Yarrow is used against colds, cramps, fevers, kidney disorders, toothaches, skin irritations, and hemorrhages, and to regulate menses, stimulate the flow of bile, and purify the blood. (More information in the post Real Healing Potions.) It’s a real powerhouse, but the taste leaves a lot to be desired. Still, I keep it on hand, because you never know when you might need it. Also, it grows abundantly (almost too abundantly) in my garden. Be warned – it can spread like crazy. I allow some of it to wander around, because it is supposed to help increase the essential oil content of herbs it is grown near and boost other plant’s disease resistance.
Chamomile is a general relaxant. It makes a soothing tea, and can also be used in the bath. To make a chamomile bath bomb, take a fabric scrap or old towel or hanky, place about 1/4 cup of dried chamomile in the center, tie with a ribbon and hang in the water stream as you fill your tub for a bath. This can be dried and reused 2-3 times.
Raspberry leaf helps with many women’s health challenges, assisting from pregnancy to menopause. It may also aid adrenal gland function.
Anise hyssop has a licorice taste that is often added to teas. it was also used by Native Americans to treat coughs.
Another herb/weed that I use regularly that is not pictured here is plantain. I use it most for skin irritations like mosquito bites and bee stings. The results are nothing short of amazing. For me, it works better than anythign else I’ve tried, including Benedryl spray. In the post “Grandma Called it Medicine Leaf“, I describe harvesting plantain, using plantain fresh, and infusing plantain in oil. I give instructions on “How to Make a Salve With Infused Oils“. I like to keep the salve on hand for smaller spots like bug bites, and use the oil for larger areas like sunburns.
If you don’t grow or wildcraft your own herbal medicines, you may order seed and dried plant material from Mountain Rose Herbs (see link below).
There are dozens of weeds and herbs that are available to most of us. I know I feel like I am barely scratching the surface. This season I want to do more with nettles, dandelion, yellow dock, chickweed, shepherd’s purse, wild lettuce and who knows what else will present itself. My favorite resource for herbal medicine thus far is the Holistic Herbal. It has a photo with every herb description, and gives basic instructions for identification and use, as well as any concerns about use. It’s sorted by herb and also by ailment, so you can search by whichever is most convenient for you. Many of the herbs can be grown in my climate. (I find it frustrating to read herbals where everything is imported from the far corners of the planet.) It’s been a real eye opener for me just how many culinary herbs and weeds have medicinal properties. I hope you’ll consider adding herbs and “weeds” to your preparedness storage, too.

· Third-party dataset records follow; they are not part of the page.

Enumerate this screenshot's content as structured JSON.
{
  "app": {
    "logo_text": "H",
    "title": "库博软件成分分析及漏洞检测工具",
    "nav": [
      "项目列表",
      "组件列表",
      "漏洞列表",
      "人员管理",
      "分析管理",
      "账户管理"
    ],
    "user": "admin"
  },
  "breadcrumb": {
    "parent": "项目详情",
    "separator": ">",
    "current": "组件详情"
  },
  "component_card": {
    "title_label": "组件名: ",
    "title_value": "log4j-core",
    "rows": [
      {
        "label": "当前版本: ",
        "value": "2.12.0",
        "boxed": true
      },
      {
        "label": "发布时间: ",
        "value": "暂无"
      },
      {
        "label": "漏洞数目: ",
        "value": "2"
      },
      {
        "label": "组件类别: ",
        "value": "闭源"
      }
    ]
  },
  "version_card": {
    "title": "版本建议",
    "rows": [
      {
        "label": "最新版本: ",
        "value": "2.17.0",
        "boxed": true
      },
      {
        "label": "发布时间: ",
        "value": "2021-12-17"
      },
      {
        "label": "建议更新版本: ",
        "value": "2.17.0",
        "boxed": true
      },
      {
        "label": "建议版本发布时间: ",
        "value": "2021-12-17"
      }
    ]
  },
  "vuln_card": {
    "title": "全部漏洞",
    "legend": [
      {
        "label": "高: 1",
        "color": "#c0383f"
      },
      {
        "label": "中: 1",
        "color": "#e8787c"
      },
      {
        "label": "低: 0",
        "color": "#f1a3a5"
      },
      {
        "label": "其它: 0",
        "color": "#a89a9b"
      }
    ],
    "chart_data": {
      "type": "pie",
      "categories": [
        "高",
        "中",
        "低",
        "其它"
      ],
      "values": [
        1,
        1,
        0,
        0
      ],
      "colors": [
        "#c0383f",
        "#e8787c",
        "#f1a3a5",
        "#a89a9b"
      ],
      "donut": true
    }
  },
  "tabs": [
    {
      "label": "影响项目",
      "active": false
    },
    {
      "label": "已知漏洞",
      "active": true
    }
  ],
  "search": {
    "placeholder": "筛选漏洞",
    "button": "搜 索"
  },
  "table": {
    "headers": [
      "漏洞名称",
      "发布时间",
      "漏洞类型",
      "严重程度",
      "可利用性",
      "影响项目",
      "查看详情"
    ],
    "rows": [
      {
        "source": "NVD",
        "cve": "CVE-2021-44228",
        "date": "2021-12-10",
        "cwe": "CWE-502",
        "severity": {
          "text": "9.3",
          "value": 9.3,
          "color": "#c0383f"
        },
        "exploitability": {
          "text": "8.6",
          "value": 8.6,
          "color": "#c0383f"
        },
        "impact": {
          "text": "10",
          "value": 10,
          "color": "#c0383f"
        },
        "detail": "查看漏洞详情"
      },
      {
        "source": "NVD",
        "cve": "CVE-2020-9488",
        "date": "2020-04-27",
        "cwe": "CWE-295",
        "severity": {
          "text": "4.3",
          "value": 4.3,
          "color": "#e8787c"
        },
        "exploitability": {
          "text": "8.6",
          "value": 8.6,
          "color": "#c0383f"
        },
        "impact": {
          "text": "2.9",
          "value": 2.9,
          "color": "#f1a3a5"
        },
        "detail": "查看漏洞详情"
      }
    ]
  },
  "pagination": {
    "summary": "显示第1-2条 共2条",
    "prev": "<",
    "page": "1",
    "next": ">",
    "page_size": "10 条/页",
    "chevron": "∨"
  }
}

Learn more about herbs, weeds and wildcrafting on the Herbs and Wildcrafting page.